    It looks like truck stops are going to get busy in the future. Since this will be the only place that buses with that many people will be able to handle and the buses will have some place to park. The bad part is, they are usually so far apart on some interstates. Guess we drivers are going to have to watch how much we drink while on the road since the stops are going to be further apart….. LOL.
    Love the new pictures Bob. Keep up the good work.

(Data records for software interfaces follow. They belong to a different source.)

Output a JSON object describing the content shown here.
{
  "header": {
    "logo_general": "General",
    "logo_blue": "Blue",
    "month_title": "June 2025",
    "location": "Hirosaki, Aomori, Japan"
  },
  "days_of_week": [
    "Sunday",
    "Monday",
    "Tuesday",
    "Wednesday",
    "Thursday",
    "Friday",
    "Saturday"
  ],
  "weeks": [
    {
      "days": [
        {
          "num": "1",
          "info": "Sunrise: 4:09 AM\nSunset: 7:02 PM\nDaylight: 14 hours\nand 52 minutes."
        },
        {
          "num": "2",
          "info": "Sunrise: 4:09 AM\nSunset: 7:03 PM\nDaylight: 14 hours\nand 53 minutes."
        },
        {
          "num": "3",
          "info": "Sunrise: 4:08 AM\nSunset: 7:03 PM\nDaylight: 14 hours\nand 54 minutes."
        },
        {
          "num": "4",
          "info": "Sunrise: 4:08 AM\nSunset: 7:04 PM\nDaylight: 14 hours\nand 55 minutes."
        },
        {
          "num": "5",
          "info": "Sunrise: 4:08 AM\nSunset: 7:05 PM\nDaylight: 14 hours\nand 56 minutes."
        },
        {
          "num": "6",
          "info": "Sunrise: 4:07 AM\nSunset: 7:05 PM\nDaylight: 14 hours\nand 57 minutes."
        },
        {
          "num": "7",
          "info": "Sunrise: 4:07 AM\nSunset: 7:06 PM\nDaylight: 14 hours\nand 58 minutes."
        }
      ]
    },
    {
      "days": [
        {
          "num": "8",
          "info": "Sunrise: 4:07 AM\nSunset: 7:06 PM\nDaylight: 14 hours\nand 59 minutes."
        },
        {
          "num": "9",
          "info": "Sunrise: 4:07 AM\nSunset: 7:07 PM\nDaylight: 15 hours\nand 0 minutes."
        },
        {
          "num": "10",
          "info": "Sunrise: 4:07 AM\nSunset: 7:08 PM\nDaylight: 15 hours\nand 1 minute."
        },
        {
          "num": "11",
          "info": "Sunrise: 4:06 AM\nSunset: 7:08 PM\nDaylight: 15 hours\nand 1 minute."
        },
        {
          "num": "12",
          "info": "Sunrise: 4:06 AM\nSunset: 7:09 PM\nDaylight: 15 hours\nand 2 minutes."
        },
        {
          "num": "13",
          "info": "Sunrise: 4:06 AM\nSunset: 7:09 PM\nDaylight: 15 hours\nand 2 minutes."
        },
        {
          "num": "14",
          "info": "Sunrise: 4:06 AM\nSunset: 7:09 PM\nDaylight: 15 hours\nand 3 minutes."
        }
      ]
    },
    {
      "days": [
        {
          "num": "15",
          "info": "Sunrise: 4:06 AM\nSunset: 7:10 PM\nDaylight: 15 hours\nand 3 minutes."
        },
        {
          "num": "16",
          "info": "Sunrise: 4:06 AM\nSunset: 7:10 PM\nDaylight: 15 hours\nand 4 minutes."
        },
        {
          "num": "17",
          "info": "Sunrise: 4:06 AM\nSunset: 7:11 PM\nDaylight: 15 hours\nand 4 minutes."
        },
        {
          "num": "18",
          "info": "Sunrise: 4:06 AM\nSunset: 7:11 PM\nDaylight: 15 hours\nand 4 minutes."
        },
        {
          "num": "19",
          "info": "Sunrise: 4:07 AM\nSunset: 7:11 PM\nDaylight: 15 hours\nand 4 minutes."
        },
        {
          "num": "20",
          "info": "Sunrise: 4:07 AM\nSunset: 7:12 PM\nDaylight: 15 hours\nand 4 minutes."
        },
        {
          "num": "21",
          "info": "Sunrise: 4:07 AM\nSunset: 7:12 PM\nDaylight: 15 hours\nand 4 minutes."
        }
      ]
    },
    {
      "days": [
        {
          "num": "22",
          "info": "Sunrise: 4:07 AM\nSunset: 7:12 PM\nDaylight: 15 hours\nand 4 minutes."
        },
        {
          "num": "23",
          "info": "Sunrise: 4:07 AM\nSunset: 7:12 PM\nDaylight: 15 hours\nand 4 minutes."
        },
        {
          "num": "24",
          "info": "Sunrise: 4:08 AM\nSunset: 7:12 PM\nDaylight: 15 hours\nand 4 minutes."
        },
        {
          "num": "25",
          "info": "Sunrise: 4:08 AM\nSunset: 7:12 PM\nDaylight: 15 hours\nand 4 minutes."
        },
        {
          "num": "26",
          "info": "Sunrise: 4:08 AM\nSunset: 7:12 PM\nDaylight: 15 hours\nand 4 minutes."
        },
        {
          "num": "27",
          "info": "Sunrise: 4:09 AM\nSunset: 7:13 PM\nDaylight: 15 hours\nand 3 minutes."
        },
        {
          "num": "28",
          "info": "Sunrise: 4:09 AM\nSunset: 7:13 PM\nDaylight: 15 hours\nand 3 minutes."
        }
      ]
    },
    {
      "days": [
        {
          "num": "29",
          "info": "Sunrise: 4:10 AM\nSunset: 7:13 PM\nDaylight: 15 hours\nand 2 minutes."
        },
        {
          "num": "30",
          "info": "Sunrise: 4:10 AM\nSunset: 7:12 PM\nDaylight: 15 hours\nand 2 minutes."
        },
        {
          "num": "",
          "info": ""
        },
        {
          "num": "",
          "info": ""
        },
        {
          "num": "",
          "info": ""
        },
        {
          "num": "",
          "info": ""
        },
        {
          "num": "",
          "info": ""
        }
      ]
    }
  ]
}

  2. Me again. I just came back from a trip through Virginia where I stopped at two rest areas that are due to close this Tuesday. On my trip there was a lot of CB chatter about the reasons for the closings. The most common reason given is that they are closing for a year to be redesigned and then reopened again for use by tourists only. Trucks will no longer be allowed into the rest areas. Due to the size and space taken up by them. If this were true, it makes one wonders if this will include buses due to our size.
    Back to my stops at the rest areas. At one of the rest areas I got to chat for a little while to a “supervisor” over that rest area. I mentioned the chatter I had heard, and he told me that it was plain CB chatter. They were being closed due to budget cutbacks. On Tuesday approx. 1/3 would be closed and the rest were to follow in September sometime. The only areas that are staying open are the welcome centers. At this time there are no plans to reopen any of them. He was told that Virginia could save between 1 to 2 million dollars a year in revenue if all the rest areas were closed. To me that seems a little much just for rest areas, but then again, I don’t know what all it takes to upkeep a rest area.
    During my trip I talked to several members of the public that had no idea rest areas are closing. The few that I chatted with were very upset. The general public does not seem to know anything about this change and it is the general public that will be most effected. This includes our bus passengers, bus drivers and all the truckers out there.
    Some how the word needs passed around every chance we get to see if the public will get involved to see if they can change things.
    I know what we need to do. Next time we are through an area where some government officials live with a bus load of passengers, we need to stop at their house for a rest stop. LOL.. I know, that is taking it just a little too far, but it would get the point across.
    Keep it safe out there.

  3. Just curious…do you think McDonalds will designate a space for State Police Parking Only?
    Or maybe the 2nd urinal in the men’s room could be marked State Police Whizzing Only.
    Seems like state rest areas have always given priority to State Police for quick rest stops with their car parked close by for quick access in case of emergency. So what will the impact be on the interstate when they need to get off at an exit to relieve themselves. Might even want to consider the long term effects of possible weight gain. How many officers could use the bathroom at Dunkin Donuts and get back on the interstate without at least one maybe two donuts?
    These seem like fairly serious issues to me!!

  4. The first thing Bob McDonnell, the new Republican Governor of Virginia did when he took office was to act on a campaign promise to open the 19 Interstate rest areas closed by the previous governor (in what was seen as a politically motivated effort to get the Republican-controlled General Assembly to bend on highway funding).

    Several local rest areas on I81 New Market, Mt. Sidney) will be open by Feb. 15 and all the rest in the state will be open by April 15.

  5. That’s great news, Larry! Thanks for the update. I really miss some of those rest areas while driving through Virginia, and it will be great to have them back.